§ Exercise description:
Tally the lines in the listing below that contain "downloads" and report the tally alone.

§ Dataset extract:
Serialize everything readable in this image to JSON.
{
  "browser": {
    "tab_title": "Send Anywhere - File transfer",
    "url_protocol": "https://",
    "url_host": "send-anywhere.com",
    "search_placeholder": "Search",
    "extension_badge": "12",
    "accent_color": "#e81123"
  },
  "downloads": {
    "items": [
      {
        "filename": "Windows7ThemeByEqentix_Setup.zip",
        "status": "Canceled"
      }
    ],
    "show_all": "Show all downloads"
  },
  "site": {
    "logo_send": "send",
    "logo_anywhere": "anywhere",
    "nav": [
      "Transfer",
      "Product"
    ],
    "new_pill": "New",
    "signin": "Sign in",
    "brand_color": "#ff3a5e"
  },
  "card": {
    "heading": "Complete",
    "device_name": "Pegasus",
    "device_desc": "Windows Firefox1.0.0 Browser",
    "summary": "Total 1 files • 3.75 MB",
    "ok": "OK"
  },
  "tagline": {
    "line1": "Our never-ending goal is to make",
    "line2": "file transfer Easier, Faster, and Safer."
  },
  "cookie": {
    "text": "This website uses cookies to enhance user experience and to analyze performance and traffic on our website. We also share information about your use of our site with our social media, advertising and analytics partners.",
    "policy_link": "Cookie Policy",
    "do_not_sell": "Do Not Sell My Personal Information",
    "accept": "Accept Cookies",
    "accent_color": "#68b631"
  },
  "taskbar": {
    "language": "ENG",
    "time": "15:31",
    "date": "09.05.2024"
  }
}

§ Exercise answer:
2